Given information: Begin

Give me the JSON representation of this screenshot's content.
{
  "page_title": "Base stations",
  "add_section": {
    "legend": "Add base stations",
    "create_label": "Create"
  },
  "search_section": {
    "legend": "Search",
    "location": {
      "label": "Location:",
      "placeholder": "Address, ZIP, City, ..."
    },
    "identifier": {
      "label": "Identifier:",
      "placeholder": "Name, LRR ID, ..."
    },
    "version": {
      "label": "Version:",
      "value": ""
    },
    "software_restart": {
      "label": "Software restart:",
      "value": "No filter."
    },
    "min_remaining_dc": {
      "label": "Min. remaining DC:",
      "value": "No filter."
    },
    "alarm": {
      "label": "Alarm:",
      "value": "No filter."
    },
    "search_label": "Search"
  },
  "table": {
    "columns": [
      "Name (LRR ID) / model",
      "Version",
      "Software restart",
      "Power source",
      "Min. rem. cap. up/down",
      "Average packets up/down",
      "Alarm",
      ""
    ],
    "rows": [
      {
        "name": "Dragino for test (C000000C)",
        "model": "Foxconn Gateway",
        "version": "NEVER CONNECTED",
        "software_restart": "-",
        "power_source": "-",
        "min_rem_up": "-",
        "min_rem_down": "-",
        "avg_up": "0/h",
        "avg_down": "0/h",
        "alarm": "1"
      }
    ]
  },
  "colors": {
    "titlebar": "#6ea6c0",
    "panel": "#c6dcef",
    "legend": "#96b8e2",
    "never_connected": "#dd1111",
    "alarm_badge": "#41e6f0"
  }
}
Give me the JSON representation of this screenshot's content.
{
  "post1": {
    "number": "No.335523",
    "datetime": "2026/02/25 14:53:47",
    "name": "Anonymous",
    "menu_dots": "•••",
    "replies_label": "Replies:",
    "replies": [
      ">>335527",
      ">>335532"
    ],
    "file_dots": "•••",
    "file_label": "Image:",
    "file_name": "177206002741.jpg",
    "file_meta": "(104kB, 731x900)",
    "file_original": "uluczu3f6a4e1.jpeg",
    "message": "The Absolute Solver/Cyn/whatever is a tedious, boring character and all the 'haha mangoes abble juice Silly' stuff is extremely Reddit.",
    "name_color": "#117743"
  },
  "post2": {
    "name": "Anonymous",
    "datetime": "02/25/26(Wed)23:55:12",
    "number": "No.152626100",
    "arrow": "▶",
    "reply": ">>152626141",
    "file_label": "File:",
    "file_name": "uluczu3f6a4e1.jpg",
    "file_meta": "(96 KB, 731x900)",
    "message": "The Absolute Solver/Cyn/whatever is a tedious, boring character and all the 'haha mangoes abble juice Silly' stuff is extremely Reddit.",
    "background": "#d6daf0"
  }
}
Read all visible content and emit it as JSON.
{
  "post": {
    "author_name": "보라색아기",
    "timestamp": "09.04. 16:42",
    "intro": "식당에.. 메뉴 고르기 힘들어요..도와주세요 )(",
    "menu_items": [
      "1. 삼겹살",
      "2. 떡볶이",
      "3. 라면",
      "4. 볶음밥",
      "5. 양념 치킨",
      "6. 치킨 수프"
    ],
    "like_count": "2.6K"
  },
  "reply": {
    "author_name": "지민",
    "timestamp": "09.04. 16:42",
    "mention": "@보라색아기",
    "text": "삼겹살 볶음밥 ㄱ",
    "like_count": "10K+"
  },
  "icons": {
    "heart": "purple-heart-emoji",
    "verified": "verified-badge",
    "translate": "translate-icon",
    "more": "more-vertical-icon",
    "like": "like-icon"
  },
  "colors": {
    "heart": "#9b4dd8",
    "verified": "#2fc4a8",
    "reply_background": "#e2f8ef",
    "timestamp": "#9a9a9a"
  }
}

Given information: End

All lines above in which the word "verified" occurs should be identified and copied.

Answer space:
    "verified": "verified-badge",
    "verified": "#2fc4a8",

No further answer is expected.